A doctor can suspect that a person has this condition based on the presence of Turner syndrome features or symptoms. A diagnosis is confirmed with special blood tests.
When a diagnosis is made, it will vary based on the severity of the patient's condition. A diagnosis can be made during prenatal testing. Girls with several Turner syndrome features may be diagnosed during infancy or early childhood. For women with milder Turner syndrome, a diagnosis may occur later in life.
Any girl who is very short for her age or who is growing at less than two inches per year should be checked for Turner syndrome.
(Click Diagnosis of Turner Syndrome for a closer look at how the condition is diagnosed.)
Because Turner syndrome is a problem with the chromosomes, there is no cure. Therefore, treatments focus on controlling the features and symptoms of the disorder.
Treatment may include:
- Regular screening
- Counseling and support.
(Click Treatments for Turner Syndrome for more information.)
The prognosis for Turner syndrome can be good with careful and consistent monitoring of the person's health and early treatment of problems that can occur. Many women with this syndrome lead full and active lives and can expect a normal lifespan.

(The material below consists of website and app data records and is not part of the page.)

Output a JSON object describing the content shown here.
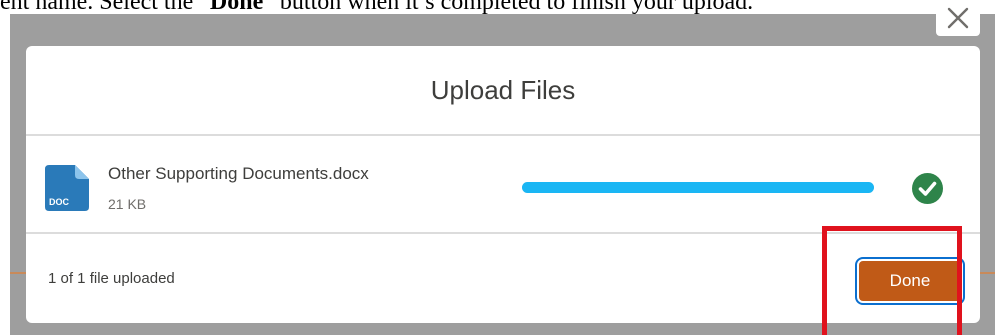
{
  "caption": {
    "prefix": "ent name. Select the “",
    "bold": "Done",
    "suffix": "” button when it’s completed to finish your upload."
  },
  "dialog": {
    "title": "Upload Files",
    "close_icon": "close-icon",
    "file": {
      "icon_label": "DOC",
      "name": "Other Supporting Documents.docx",
      "size": "21 KB",
      "progress": 1.0,
      "status_icon": "check-circle-icon"
    },
    "footer": {
      "status": "1 of 1 file uploaded",
      "done_label": "Done"
    }
  },
  "colors": {
    "accent": "#c05a17",
    "progress": "#1ab6f4",
    "success": "#2e844a",
    "highlight": "#e0121d",
    "doc_icon": "#2a7ab9"
  }
}
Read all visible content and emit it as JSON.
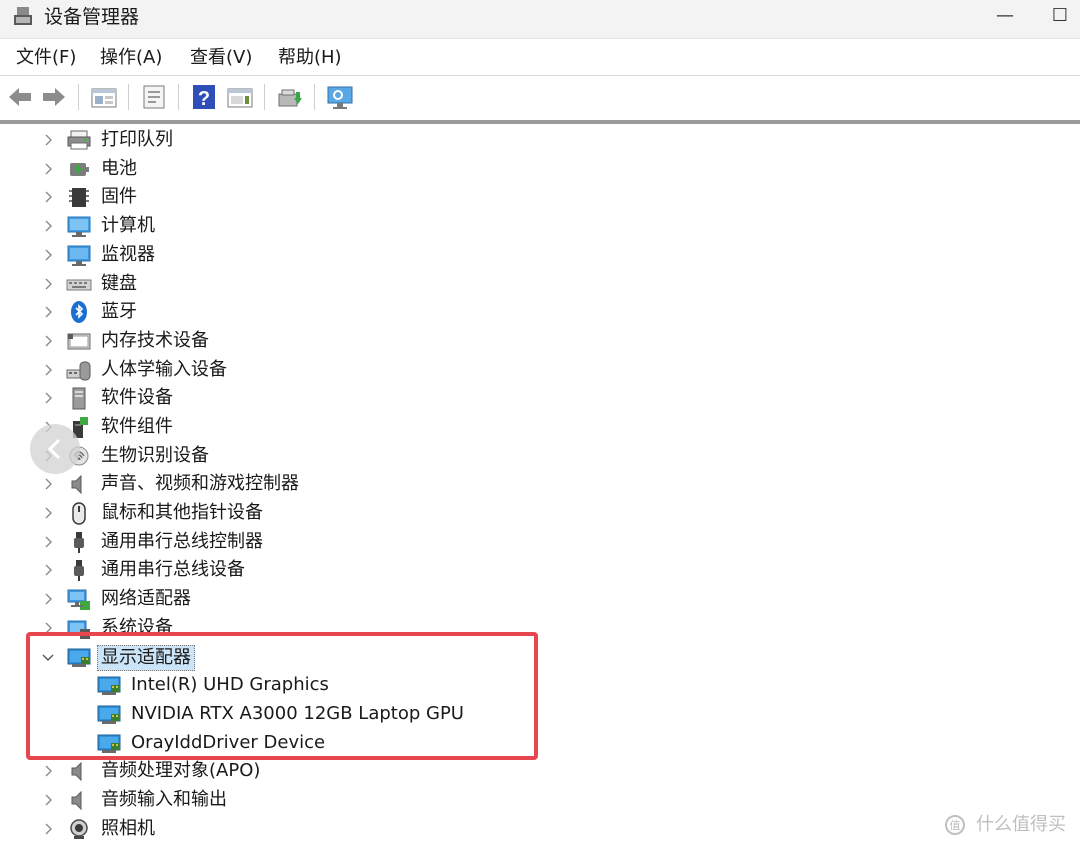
{
  "window": {
    "title": "设备管理器",
    "minimize_glyph": "—",
    "maximize_glyph": "☐"
  },
  "menu": {
    "items": [
      "文件(F)",
      "操作(A)",
      "查看(V)",
      "帮助(H)"
    ]
  },
  "toolbar": {
    "icons": [
      "back-arrow-icon",
      "forward-arrow-icon",
      "properties-grid-icon",
      "device-properties-icon",
      "help-icon",
      "action-pane-icon",
      "update-driver-icon",
      "scan-hardware-monitor-icon"
    ]
  },
  "tree": {
    "categories": [
      {
        "label": "打印队列",
        "icon": "print-queue-icon",
        "expanded": false
      },
      {
        "label": "电池",
        "icon": "battery-icon",
        "expanded": false
      },
      {
        "label": "固件",
        "icon": "firmware-icon",
        "expanded": false
      },
      {
        "label": "计算机",
        "icon": "computer-icon",
        "expanded": false
      },
      {
        "label": "监视器",
        "icon": "monitor-icon",
        "expanded": false
      },
      {
        "label": "键盘",
        "icon": "keyboard-icon",
        "expanded": false
      },
      {
        "label": "蓝牙",
        "icon": "bluetooth-icon",
        "expanded": false
      },
      {
        "label": "内存技术设备",
        "icon": "memory-device-icon",
        "expanded": false
      },
      {
        "label": "人体学输入设备",
        "icon": "hid-icon",
        "expanded": false
      },
      {
        "label": "软件设备",
        "icon": "software-device-icon",
        "expanded": false
      },
      {
        "label": "软件组件",
        "icon": "software-component-icon",
        "expanded": false
      },
      {
        "label": "生物识别设备",
        "icon": "fingerprint-icon",
        "expanded": false
      },
      {
        "label": "声音、视频和游戏控制器",
        "icon": "speaker-icon",
        "expanded": false
      },
      {
        "label": "鼠标和其他指针设备",
        "icon": "mouse-icon",
        "expanded": false
      },
      {
        "label": "通用串行总线控制器",
        "icon": "usb-icon",
        "expanded": false
      },
      {
        "label": "通用串行总线设备",
        "icon": "usb-icon",
        "expanded": false
      },
      {
        "label": "网络适配器",
        "icon": "network-adapter-icon",
        "expanded": false
      },
      {
        "label": "系统设备",
        "icon": "system-device-icon",
        "expanded": false
      },
      {
        "label": "显示适配器",
        "icon": "display-adapter-icon",
        "expanded": true,
        "selected": true,
        "children": [
          "Intel(R) UHD Graphics",
          "NVIDIA RTX A3000 12GB Laptop GPU",
          "OrayIddDriver Device"
        ]
      },
      {
        "label": "音频处理对象(APO)",
        "icon": "speaker-icon",
        "expanded": false
      },
      {
        "label": "音频输入和输出",
        "icon": "speaker-icon",
        "expanded": false
      },
      {
        "label": "照相机",
        "icon": "camera-icon",
        "expanded": false
      }
    ]
  },
  "colors": {
    "highlight_box": "#e8464e",
    "selection": "#cce4f7",
    "monitor_blue": "#2f8fd8"
  },
  "watermark": {
    "text": "什么值得买"
  }
}
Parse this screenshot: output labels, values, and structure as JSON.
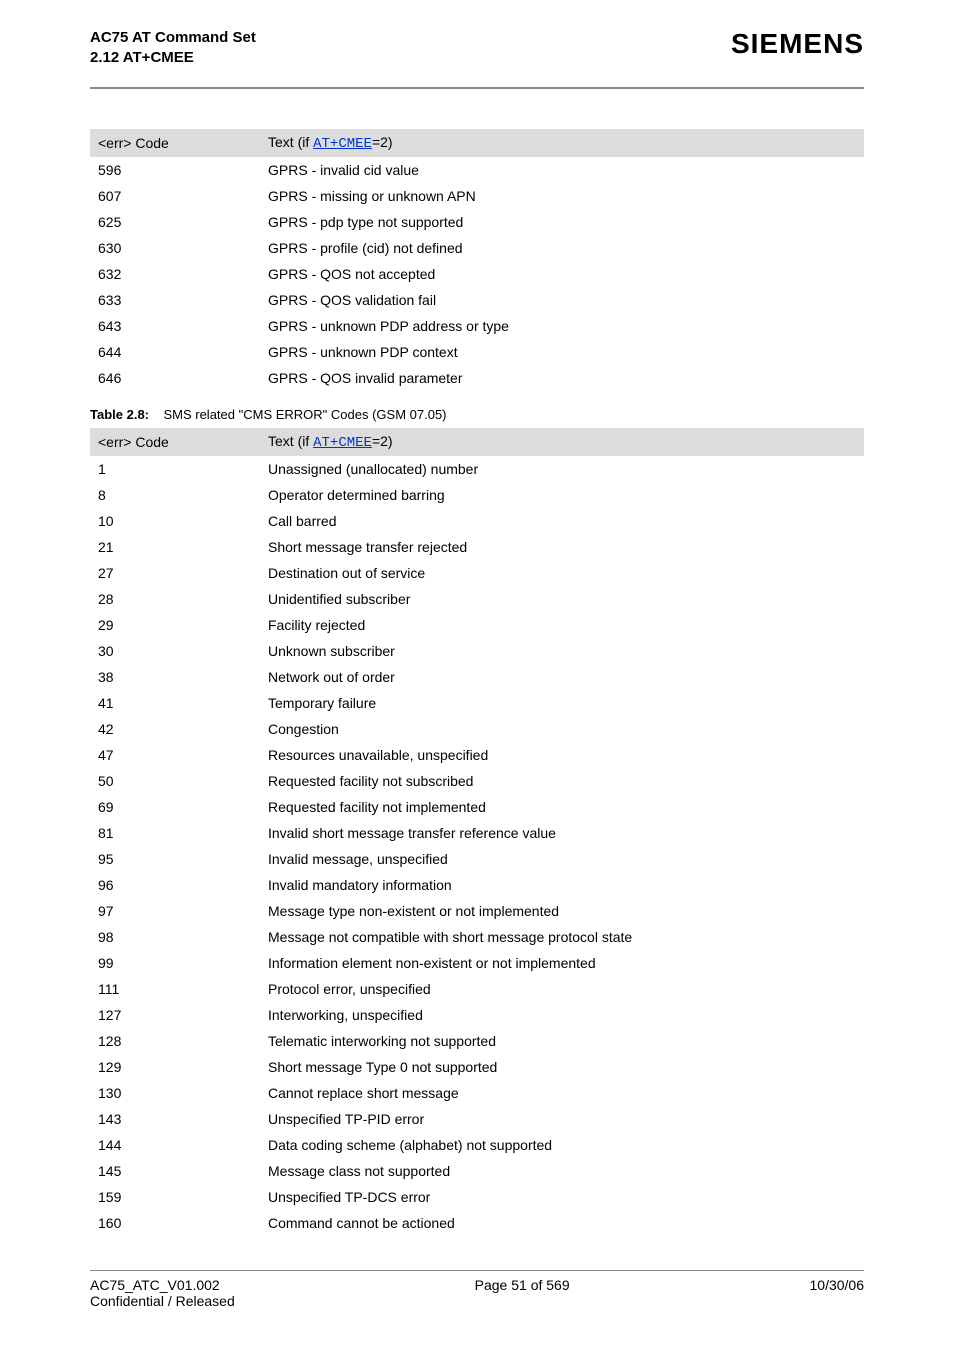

Many factors can affect a person's prognosis, including:
(Click Prognosis for Turner Syndrome for more information.)